- [REQUIREMENT]: Scan the records for "value". Show the matching lines.

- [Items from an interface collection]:

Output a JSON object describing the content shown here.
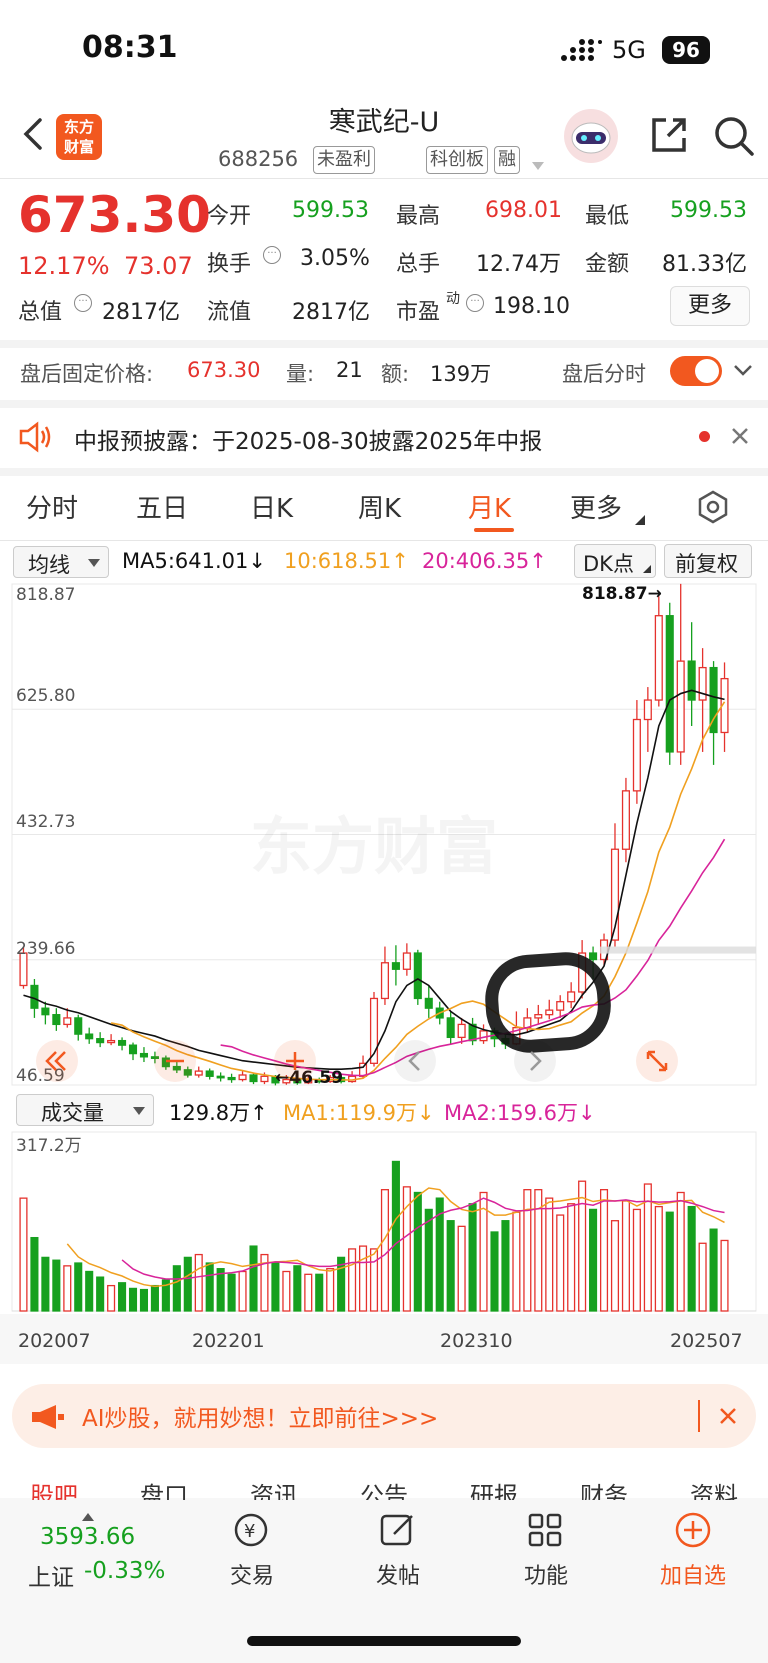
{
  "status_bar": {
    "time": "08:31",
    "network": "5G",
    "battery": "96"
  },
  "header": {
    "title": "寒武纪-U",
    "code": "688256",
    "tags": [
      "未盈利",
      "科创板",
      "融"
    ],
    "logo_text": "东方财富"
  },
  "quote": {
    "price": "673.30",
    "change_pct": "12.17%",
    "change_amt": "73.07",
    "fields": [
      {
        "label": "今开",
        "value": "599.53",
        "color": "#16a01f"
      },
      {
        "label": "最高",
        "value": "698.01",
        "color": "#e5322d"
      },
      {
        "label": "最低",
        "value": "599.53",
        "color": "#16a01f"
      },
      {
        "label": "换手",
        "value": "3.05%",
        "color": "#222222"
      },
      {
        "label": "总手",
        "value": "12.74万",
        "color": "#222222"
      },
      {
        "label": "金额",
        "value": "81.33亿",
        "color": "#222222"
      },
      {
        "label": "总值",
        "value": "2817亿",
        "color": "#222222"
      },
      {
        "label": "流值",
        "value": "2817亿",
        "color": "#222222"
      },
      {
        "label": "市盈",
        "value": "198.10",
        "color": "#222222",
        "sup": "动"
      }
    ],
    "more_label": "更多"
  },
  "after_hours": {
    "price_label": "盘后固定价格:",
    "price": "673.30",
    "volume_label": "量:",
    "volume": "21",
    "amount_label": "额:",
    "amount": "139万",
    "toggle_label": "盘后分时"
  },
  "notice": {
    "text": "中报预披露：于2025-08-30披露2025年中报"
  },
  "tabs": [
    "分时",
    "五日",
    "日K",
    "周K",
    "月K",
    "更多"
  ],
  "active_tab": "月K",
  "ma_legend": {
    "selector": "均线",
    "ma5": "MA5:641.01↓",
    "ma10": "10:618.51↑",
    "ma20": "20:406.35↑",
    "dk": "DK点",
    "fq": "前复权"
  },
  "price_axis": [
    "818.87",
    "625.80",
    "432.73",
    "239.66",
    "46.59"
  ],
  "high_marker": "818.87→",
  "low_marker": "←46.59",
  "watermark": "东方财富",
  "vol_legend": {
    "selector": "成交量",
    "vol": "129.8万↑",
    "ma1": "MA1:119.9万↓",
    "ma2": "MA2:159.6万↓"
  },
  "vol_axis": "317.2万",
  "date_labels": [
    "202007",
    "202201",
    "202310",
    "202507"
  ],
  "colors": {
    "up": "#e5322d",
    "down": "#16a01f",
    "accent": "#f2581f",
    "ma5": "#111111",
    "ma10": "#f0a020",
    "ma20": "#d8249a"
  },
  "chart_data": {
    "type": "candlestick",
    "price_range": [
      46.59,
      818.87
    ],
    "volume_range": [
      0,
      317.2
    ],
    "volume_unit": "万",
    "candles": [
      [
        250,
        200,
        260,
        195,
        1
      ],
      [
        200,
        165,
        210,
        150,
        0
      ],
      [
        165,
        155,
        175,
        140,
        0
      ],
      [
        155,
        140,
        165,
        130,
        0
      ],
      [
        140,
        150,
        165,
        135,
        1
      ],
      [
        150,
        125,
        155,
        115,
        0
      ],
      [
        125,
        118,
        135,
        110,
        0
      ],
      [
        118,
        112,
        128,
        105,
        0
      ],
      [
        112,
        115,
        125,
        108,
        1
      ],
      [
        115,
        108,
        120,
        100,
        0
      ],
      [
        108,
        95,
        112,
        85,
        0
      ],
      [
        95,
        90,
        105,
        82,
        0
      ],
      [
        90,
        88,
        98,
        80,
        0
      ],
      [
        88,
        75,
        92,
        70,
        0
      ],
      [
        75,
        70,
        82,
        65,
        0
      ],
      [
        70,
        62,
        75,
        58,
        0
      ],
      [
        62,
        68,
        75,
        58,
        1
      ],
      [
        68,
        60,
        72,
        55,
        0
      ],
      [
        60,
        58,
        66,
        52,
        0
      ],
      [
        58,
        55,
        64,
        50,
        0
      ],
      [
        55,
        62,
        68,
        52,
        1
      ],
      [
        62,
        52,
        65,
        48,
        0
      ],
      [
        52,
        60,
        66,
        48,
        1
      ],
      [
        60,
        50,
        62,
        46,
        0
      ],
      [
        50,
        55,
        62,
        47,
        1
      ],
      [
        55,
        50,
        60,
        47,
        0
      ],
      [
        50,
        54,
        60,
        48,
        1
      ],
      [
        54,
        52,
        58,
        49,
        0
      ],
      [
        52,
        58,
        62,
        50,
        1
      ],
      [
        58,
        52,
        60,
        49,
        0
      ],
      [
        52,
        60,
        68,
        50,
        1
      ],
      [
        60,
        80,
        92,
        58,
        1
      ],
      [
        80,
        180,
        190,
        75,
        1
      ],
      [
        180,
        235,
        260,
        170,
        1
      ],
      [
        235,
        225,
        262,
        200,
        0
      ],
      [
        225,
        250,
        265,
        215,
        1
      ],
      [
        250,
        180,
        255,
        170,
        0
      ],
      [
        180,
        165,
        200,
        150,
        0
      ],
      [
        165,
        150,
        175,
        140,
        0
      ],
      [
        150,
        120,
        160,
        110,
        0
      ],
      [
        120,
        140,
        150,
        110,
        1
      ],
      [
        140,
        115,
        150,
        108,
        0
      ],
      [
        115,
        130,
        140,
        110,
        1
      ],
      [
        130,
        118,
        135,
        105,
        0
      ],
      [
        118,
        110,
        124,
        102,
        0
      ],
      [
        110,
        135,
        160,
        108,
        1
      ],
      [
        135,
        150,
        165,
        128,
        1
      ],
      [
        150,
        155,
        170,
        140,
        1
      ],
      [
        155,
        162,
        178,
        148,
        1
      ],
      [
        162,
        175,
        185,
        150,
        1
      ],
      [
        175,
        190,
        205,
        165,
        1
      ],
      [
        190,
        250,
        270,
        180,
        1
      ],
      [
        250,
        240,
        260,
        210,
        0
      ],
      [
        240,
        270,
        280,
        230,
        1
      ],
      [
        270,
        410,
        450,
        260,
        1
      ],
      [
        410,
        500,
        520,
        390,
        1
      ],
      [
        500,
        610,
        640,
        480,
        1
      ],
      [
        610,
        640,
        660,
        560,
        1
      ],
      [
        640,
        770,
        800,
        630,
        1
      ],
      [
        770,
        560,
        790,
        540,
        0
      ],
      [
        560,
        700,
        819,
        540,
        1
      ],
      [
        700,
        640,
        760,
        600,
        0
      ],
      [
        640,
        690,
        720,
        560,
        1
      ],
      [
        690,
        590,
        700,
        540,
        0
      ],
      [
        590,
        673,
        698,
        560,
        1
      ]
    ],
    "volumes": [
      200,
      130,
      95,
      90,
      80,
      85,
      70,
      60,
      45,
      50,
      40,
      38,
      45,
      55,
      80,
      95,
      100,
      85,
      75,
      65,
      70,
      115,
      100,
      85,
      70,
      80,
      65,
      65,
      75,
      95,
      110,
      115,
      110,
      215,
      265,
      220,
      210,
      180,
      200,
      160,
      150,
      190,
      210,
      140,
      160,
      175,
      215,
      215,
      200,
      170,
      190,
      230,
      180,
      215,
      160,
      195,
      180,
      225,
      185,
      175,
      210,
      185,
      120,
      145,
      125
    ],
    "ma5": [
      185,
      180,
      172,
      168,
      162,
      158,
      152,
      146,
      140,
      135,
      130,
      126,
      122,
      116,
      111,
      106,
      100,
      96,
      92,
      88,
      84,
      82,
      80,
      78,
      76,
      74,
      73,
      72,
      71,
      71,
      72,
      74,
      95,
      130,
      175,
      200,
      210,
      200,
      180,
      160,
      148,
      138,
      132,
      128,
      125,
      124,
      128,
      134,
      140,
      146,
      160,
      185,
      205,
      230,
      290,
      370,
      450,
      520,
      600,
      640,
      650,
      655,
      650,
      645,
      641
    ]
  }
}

- [TASK OUTPUT]:
        "value": "599.53",
        "value": "698.01",
        "value": "599.53",
        "value": "3.05%",
        "value": "12.74万",
        "value": "81.33亿",
        "value": "2817亿",
        "value": "2817亿",
        "value": "198.10",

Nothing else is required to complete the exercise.